All your friends are moving to Berlin. You’ve heard good things and you know about the infamous nightlife. People go on and on about how cheap the city is, all the while praising the bars, the food and the lifestyle. You’re tempted to make a move but you have one question: what is Berlin’s cost of living, really?

Berlin’s cost of living

This depends largely on your lifestyle, of course. Whether you bike or take public transport. How often you plan on going out for meals. What qualifies as a nice apartment. There are hundreds of factors but as an expat there is a good chance that you’ll find Germany’s capital very affordable, especially if you’ve lived in other capital cities. Having lived in London and Toronto – both places with eye-watering rent and high costs for going out – I find Berlin not only one of the most fun and open places but one of the most inexpensive, too.

Rent in Berlin

Yes, rent prices in Berlin are not once they once were. Some people are renting under old contracts and are paying less than 300 Euro/month but this is no longer the norm. Depending on whether you have a shared flat or your own apartment and whether you live in Wedding or Prenzlauer Berg, rent prices vary, but Expatisan says the average cost of a furnished studio in a ‘normal’ area is around 530 euro. Compared to exorbitant rents in say London or Paris, the prices are still reasonable. It’s also very likely that you’ll be getting more space for your money (and if you’re lucky hardwood floors and high ceilings!)

Food and drink

Let’s start with drink. Drinks in Berlin, especially from the grocery store or an off-licence are ridiculously cheap. Bottles of wine can be less than 4 Euro and beer can be just 39 cents. In restaurants and bars, drinks are still relatively inexpensive although more and more bars are offering expensive (10 Euros and up) cocktails.
The price of food in stores varies depending on store. If you shop at Lidl/Aldi (discount supermarkets), food tends to be very affordable, whereas shopping at Rewe or Bio Company will cost more. Still, the price of food is certainly less than other Western capitals and there is a wide variety of high-quality produce.
If you want to eat out and have a good meal chances are you will pay around 15 Euros. There are of course more expensive restaurants but you can also get very cheap street food like Döner or falafel.

Gym Membership

Especially if you plan on joining McFit or SuperFit, two large chains, Berlin’s gym memberships are a steal at around 20 Euro per month. You can also join more expensive clubs like Holmes Place.

Phone Bill

Unlike some countries with only a few companies to choose from, Germany has many phone companies competing. This keeps prices low and gives you lots of options. Around 25 euro per month is usual for a pay-as-you go plan.


Many Berliners choose to bike during the warmer months but the U-Bahn monthly pass is very reasonable (58 Euro/month if you travel after 10AM and 81 Euro/month otherwise). London, by comparison, is 124 Pounds for a month pass for zones 1-2. The U-Bahn is also open all night on weekends, so getting home after a night out is no problem.
If you want to avoid cab fare (Uber and MyTaxi operate more as booking apps here) but still use a car, there’s also an increasing number of car sharing startups. DriveNow and Car2Go are two popular ones. Both require a registration fee around 30 euro and then charge per minute of use (around 30 cents).

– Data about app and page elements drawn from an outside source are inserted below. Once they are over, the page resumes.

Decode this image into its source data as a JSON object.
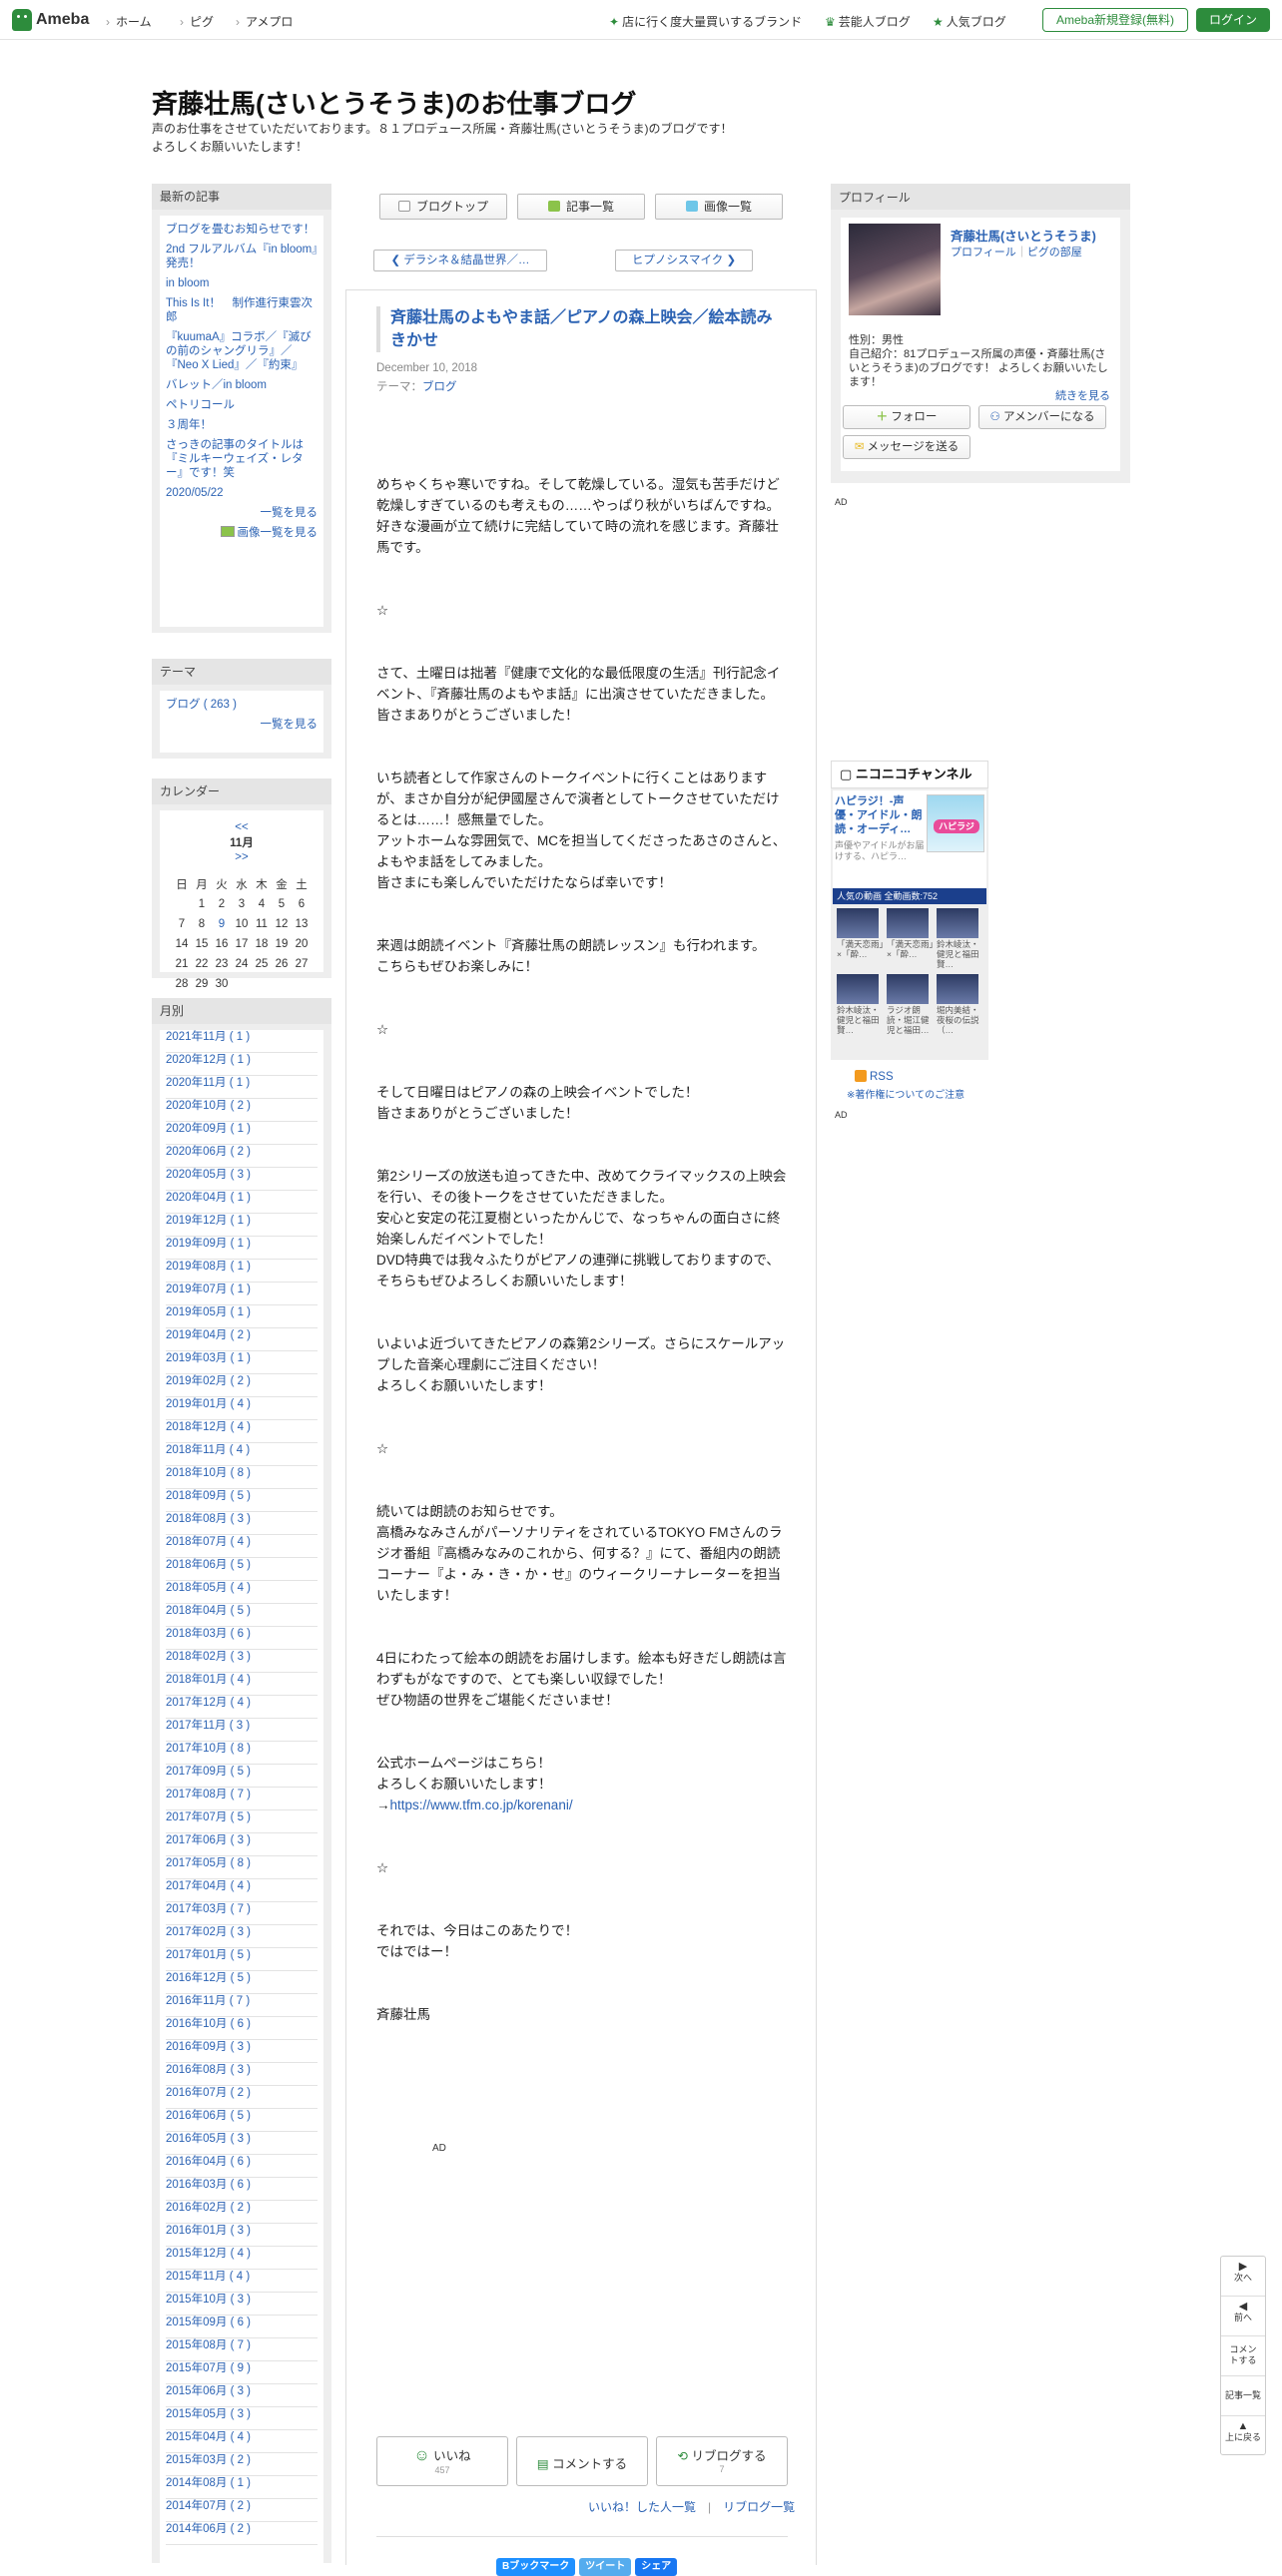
{
  "header": {
    "logo": "Ameba",
    "nav": [
      "ホーム",
      "ピグ",
      "アメプロ"
    ],
    "right_links": [
      "店に行く度大量買いするブランド",
      "芸能人ブログ",
      "人気ブログ"
    ],
    "register": "Ameba新規登録(無料)",
    "login": "ログイン"
  },
  "blog": {
    "title": "斉藤壮馬(さいとうそうま)のお仕事ブログ",
    "description_line1": "声のお仕事をさせていただいております。８１プロデュース所属・斉藤壮馬(さいとうそうま)のブログです！",
    "description_line2": "よろしくお願いいたします！"
  },
  "sidebar": {
    "recent_title": "最新の記事",
    "recent": [
      "ブログを畳むお知らせです！",
      "2nd フルアルバム『in bloom』発売！",
      "in bloom",
      "This Is It！　制作進行東雲次郎",
      "『kuumaA』コラボ／『滅びの前のシャングリラ』／『Neo X Lied』／『約束』",
      "バレット／in bloom",
      "ペトリコール",
      "３周年！",
      "さっきの記事のタイトルは『ミルキーウェイズ・レター』です！笑",
      "2020/05/22"
    ],
    "recent_more": "一覧を見る",
    "image_more": "画像一覧を見る",
    "theme_title": "テーマ",
    "theme_item": "ブログ ( 263 )",
    "theme_more": "一覧を見る",
    "calendar_title": "カレンダー",
    "cal_prev": "<<",
    "cal_month": "11月",
    "cal_next": ">>",
    "cal_days": [
      "日",
      "月",
      "火",
      "水",
      "木",
      "金",
      "土"
    ],
    "cal_rows": [
      [
        "",
        "1",
        "2",
        "3",
        "4",
        "5",
        "6"
      ],
      [
        "7",
        "8",
        "9",
        "10",
        "11",
        "12",
        "13"
      ],
      [
        "14",
        "15",
        "16",
        "17",
        "18",
        "19",
        "20"
      ],
      [
        "21",
        "22",
        "23",
        "24",
        "25",
        "26",
        "27"
      ],
      [
        "28",
        "29",
        "30",
        "",
        "",
        "",
        ""
      ]
    ],
    "months_title": "月別",
    "months": [
      "2021年11月 ( 1 )",
      "2020年12月 ( 1 )",
      "2020年11月 ( 1 )",
      "2020年10月 ( 2 )",
      "2020年09月 ( 1 )",
      "2020年06月 ( 2 )",
      "2020年05月 ( 3 )",
      "2020年04月 ( 1 )",
      "2019年12月 ( 1 )",
      "2019年09月 ( 1 )",
      "2019年08月 ( 1 )",
      "2019年07月 ( 1 )",
      "2019年05月 ( 1 )",
      "2019年04月 ( 2 )",
      "2019年03月 ( 1 )",
      "2019年02月 ( 2 )",
      "2019年01月 ( 4 )",
      "2018年12月 ( 4 )",
      "2018年11月 ( 4 )",
      "2018年10月 ( 8 )",
      "2018年09月 ( 5 )",
      "2018年08月 ( 3 )",
      "2018年07月 ( 4 )",
      "2018年06月 ( 5 )",
      "2018年05月 ( 4 )",
      "2018年04月 ( 5 )",
      "2018年03月 ( 6 )",
      "2018年02月 ( 3 )",
      "2018年01月 ( 4 )",
      "2017年12月 ( 4 )",
      "2017年11月 ( 3 )",
      "2017年10月 ( 8 )",
      "2017年09月 ( 5 )",
      "2017年08月 ( 7 )",
      "2017年07月 ( 5 )",
      "2017年06月 ( 3 )",
      "2017年05月 ( 8 )",
      "2017年04月 ( 4 )",
      "2017年03月 ( 7 )",
      "2017年02月 ( 3 )",
      "2017年01月 ( 5 )",
      "2016年12月 ( 5 )",
      "2016年11月 ( 7 )",
      "2016年10月 ( 6 )",
      "2016年09月 ( 3 )",
      "2016年08月 ( 3 )",
      "2016年07月 ( 2 )",
      "2016年06月 ( 5 )",
      "2016年05月 ( 3 )",
      "2016年04月 ( 6 )",
      "2016年03月 ( 6 )",
      "2016年02月 ( 2 )",
      "2016年01月 ( 3 )",
      "2015年12月 ( 4 )",
      "2015年11月 ( 4 )",
      "2015年10月 ( 3 )",
      "2015年09月 ( 6 )",
      "2015年08月 ( 7 )",
      "2015年07月 ( 9 )",
      "2015年06月 ( 3 )",
      "2015年05月 ( 3 )",
      "2015年04月 ( 4 )",
      "2015年03月 ( 2 )",
      "2014年08月 ( 1 )",
      "2014年07月 ( 2 )",
      "2014年06月 ( 2 )"
    ]
  },
  "center": {
    "btn_top": "ブログトップ",
    "btn_list": "記事一覧",
    "btn_images": "画像一覧",
    "prev": "デラシネ＆結晶世界／…",
    "next": "ヒプノシスマイク",
    "article_title": "斉藤壮馬のよもやま話／ピアノの森上映会／絵本読みきかせ",
    "date": "December 10, 2018",
    "theme_label": "テーマ：",
    "theme": "ブログ",
    "body": [
      "めちゃくちゃ寒いですね。そして乾燥している。湿気も苦手だけど乾燥しすぎているのも考えもの……やっぱり秋がいちばんですね。\n好きな漫画が立て続けに完結していて時の流れを感じます。斉藤壮馬です。",
      "☆",
      "さて、土曜日は拙著『健康で文化的な最低限度の生活』刊行記念イベント、『斉藤壮馬のよもやま話』に出演させていただきました。\n皆さまありがとうございました！",
      "いち読者として作家さんのトークイベントに行くことはありますが、まさか自分が紀伊國屋さんで演者としてトークさせていただけるとは……！感無量でした。\nアットホームな雰囲気で、MCを担当してくださったあさのさんと、よもやま話をしてみました。\n皆さまにも楽しんでいただけたならば幸いです！",
      "来週は朗読イベント『斉藤壮馬の朗読レッスン』も行われます。\nこちらもぜひお楽しみに！",
      "☆",
      "そして日曜日はピアノの森の上映会イベントでした！\n皆さまありがとうございました！",
      "第2シリーズの放送も迫ってきた中、改めてクライマックスの上映会を行い、その後トークをさせていただきました。\n安心と安定の花江夏樹といったかんじで、なっちゃんの面白さに終始楽しんだイベントでした！\nDVD特典では我々ふたりがピアノの連弾に挑戦しておりますので、そちらもぜひよろしくお願いいたします！",
      "いよいよ近づいてきたピアノの森第2シリーズ。さらにスケールアップした音楽心理劇にご注目ください！\nよろしくお願いいたします！",
      "☆",
      "続いては朗読のお知らせです。\n高橋みなみさんがパーソナリティをされているTOKYO FMさんのラジオ番組『高橋みなみのこれから、何する？』にて、番組内の朗読コーナー『よ・み・き・か・せ』のウィークリーナレーターを担当いたします！",
      "4日にわたって絵本の朗読をお届けします。絵本も好きだし朗読は言わずもがなですので、とても楽しい収録でした！\nぜひ物語の世界をご堪能くださいませ！",
      "公式ホームページはこちら！\nよろしくお願いいたします！",
      "☆",
      "それでは、今日はこのあたりで！\nではではー！",
      "斉藤壮馬"
    ],
    "link_prefix": "→",
    "link": "https://www.tfm.co.jp/korenani/",
    "ad": "AD",
    "like": "いいね",
    "like_count": "457",
    "comment": "コメントする",
    "reblog": "リブログする",
    "reblog_count": "7",
    "like_list": "いいね！した人一覧",
    "sep": "|",
    "reblog_list": "リブログ一覧",
    "share_b": "Bブックマーク",
    "share_tw": "ツイート",
    "share_fb": "シェア"
  },
  "right": {
    "profile_title": "プロフィール",
    "name": "斉藤壮馬(さいとうそうま)",
    "profile_link": "プロフィール",
    "sep": "｜",
    "room_link": "ピグの部屋",
    "gender": "性別：男性",
    "intro": "自己紹介：81プロデュース所属の声優・斉藤壮馬(さいとうそうま)のブログです！ よろしくお願いいたします！",
    "continue": "続きを見る",
    "follow": "フォロー",
    "member": "アメンバーになる",
    "message": "メッセージを送る",
    "ad": "AD",
    "nico_title": "ニコニコチャンネル",
    "nico_channel": "ハピラジ！-声優・アイドル・朗読・オーディ…",
    "nico_desc": "声優やアイドルがお届けする、ハピラ…",
    "nico_img": "ハピラジ",
    "nico_popular": "人気の動画",
    "nico_count": "全動画数:752",
    "videos": [
      "「満天恋雨」×「酔…",
      "「満天恋雨」×「酔…",
      "鈴木崚汰・健児と福田賢…",
      "鈴木崚汰・健児と福田賢…",
      "ラジオ朗読・堀江健児と福田…",
      "堀内美結・夜桜の伝説（…"
    ],
    "rss": "RSS",
    "copyright": "※著作権についてのご注意",
    "ad2": "AD"
  },
  "floatnav": [
    "次へ",
    "前へ",
    "コメントする",
    "記事一覧",
    "上に戻る"
  ]
}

Taxes and Insurance

Taxes depend on how much you earn but in general taxes are high in Germany. For 2014 and 2015 a taxable income of less than €8,354 was tax-free for a single person. Incomes up to €52,882 for a single person (€105,764 for a couple) were then taxed with a rate progressively increasing from 14% to 42%.
Germans love their insurance. Health insurance is mandatory and expensive (around 15% of your salary) but your employer, if you have one, will take it directly from your salary. If you’re a freelancer, it’s another story and is a major expense you should factor in to your budget. With all the contributions (taxes, pension, healthcare), the gross/net salary (“brutto/netto”) distinction is particularly important in Germany. Use the handy gross/net calculator at the end of this article to figure out the net amount you will take home each month or year.


The cost of living in Berlin is indeed rising, especially for housing. The price of food, drink and transport keeps overall costs much lower than other major cities. That said, salaries in Berlin also reflect the low cost of living. Minimum wage is €8.50 per hour and median salaries are lower than other German cities.

Map: ImmobilienScout